See the Nutrition Environment Measures Survey (NEMS) website below for more information on tools and training opportunities.
The S-PAPA uses open-ended, dichotomous, multichotomous, and checklist formatting and has 7 background items and three modules: (a) Physical Education (40 items); (b) Recess (27 items), and (c) Other Before, During, and After School Programs (15 items). Test-retest results suggest SPAPA items are reliable and can be useful in assessing PA policies in elementary schools (Lounsbery et al., 2011). Total administration time for all three modules is approximately 23 minutes.

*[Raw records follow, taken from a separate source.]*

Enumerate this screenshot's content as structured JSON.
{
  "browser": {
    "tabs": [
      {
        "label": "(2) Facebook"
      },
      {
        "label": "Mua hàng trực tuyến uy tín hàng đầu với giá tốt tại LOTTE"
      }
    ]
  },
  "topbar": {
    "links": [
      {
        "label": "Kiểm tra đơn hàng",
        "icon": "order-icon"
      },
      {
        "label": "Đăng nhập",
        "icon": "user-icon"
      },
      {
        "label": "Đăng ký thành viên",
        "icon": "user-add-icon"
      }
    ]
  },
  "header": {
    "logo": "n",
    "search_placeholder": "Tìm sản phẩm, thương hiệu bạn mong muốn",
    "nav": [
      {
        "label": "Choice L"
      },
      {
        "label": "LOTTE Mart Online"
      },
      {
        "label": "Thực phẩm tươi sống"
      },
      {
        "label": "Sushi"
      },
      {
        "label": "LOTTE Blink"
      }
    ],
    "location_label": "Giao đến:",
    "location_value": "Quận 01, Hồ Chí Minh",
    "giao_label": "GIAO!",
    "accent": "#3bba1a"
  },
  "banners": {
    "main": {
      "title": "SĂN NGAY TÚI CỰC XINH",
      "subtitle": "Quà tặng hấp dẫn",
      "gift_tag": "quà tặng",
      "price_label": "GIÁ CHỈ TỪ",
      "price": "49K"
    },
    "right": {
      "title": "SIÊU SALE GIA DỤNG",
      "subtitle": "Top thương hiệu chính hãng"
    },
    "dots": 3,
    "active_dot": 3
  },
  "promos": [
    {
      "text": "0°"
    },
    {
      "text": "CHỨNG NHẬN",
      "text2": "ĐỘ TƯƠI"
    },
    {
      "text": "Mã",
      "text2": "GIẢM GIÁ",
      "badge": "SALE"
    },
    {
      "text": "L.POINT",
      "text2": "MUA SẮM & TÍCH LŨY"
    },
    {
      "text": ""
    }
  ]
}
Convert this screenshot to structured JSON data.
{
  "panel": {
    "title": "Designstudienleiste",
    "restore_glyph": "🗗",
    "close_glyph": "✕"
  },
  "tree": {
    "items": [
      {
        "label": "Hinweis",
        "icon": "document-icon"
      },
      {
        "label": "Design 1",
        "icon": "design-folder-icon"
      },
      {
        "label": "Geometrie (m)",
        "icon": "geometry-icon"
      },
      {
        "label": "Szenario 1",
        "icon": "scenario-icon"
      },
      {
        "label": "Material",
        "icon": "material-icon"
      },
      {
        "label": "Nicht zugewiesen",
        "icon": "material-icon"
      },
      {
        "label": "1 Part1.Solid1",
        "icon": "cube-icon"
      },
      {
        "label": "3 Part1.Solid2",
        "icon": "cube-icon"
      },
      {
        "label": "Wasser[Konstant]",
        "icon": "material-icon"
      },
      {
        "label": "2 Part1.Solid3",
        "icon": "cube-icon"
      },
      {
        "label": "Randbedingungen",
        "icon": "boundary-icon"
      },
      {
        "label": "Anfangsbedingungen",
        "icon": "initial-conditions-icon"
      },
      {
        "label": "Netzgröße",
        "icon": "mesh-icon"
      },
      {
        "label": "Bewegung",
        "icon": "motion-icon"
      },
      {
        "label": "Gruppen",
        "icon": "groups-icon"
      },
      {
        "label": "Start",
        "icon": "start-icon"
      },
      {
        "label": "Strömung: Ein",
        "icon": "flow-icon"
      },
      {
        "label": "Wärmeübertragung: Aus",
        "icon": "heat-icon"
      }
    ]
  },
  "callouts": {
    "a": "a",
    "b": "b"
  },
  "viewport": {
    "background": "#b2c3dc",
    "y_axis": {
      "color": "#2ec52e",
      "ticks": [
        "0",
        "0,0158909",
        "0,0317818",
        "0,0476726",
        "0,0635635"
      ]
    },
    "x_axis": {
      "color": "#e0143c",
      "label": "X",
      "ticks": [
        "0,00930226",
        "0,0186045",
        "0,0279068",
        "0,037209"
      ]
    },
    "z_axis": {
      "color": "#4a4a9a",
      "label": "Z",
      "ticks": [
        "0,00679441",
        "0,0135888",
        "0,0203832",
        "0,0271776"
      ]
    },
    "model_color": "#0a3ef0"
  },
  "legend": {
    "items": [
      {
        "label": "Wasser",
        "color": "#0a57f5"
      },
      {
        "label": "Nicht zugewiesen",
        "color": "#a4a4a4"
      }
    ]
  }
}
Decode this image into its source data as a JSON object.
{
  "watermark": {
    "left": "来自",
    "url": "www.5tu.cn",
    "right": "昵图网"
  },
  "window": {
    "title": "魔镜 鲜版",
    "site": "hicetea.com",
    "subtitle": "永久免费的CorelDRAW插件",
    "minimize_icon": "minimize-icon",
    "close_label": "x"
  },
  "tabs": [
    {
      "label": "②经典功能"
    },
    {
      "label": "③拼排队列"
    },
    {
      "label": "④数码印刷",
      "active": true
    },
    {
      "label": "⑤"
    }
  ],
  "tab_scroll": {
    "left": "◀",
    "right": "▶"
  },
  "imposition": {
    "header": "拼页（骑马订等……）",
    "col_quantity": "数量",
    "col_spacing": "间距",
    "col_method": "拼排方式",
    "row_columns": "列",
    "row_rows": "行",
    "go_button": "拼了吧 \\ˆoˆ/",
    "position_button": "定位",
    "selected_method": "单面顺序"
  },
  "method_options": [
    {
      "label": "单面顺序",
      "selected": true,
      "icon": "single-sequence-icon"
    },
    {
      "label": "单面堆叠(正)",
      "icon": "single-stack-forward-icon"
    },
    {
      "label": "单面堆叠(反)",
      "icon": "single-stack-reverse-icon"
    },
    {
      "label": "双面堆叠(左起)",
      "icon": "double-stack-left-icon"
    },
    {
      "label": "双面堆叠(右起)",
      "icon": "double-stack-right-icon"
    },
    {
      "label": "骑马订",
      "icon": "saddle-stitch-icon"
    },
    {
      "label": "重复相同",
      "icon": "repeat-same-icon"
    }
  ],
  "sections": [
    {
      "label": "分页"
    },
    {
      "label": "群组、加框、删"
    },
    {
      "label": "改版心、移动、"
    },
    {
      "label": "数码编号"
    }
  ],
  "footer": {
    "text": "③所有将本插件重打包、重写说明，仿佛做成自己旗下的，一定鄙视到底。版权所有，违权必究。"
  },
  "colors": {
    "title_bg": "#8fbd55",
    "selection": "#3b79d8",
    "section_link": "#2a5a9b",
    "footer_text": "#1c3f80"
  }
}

Includes a user guide, the scale and scoring protocol (additional Scoring Protocols are sold in a set of 10 separately, reliability and validity information, and a technical assistance manual for program improvement and planning can be found at the weblink below.
The tool assesses residential density, land use mix (including indices of proximity and accessibility), street connectivity, infrastructure for walking/cycling, neighborhood aesthetics, and traffic and crime safety. There are separate self-administered versions for parents and adolescents (aged 11 and above).
The NEWS-Y instrument was derived from the NEWS-A, adaptations were made based on interviews with youth and parents, and it was tested in the Active Where? Study.
The tool was originally developed to assess environments in urban and rural North Carolina. Researchers are encouraged to use the instrument in other geographic areas to confirm their applicability to different locations.
The Active Where? Study was designed to develop measures to understand how the physical environment impacts physical activity and eating behaviors related to chronic diseases, such as obesity, among children and youth. This study started with individual interviews with children and parents 'in situ', thus allowing researchers to observe and interact with youth while using neighborhood and park environments. This formative work was designed to generate appropriate items.
A set of quantitative survey measures was developed to assess home, neighborhood, park, and school environments to...
The main domains addressed by the Walking Route Audit Tool for Seniors (WRATS) are: functionality, safety, aesthetics, and destinations. The tool includes 59 items and most are measured using a 3-point scale.
The Rural Active Living Assessment (RALA) tools include three separate components: 1) Town-Wide (18 town characteristic questions, and inventory of 15 recreational amenities), 2) Program and Policy (20 questions), and 3) Street Segment (28 questions) Assessments. These three assessment instruments are designed to be used together and provide a comprehensive measure addressing many of the unique factors believed to be important to active living in rural communities.
The RALA tools were developed using an evidence-informed framework and substantial input from rural residents, and they...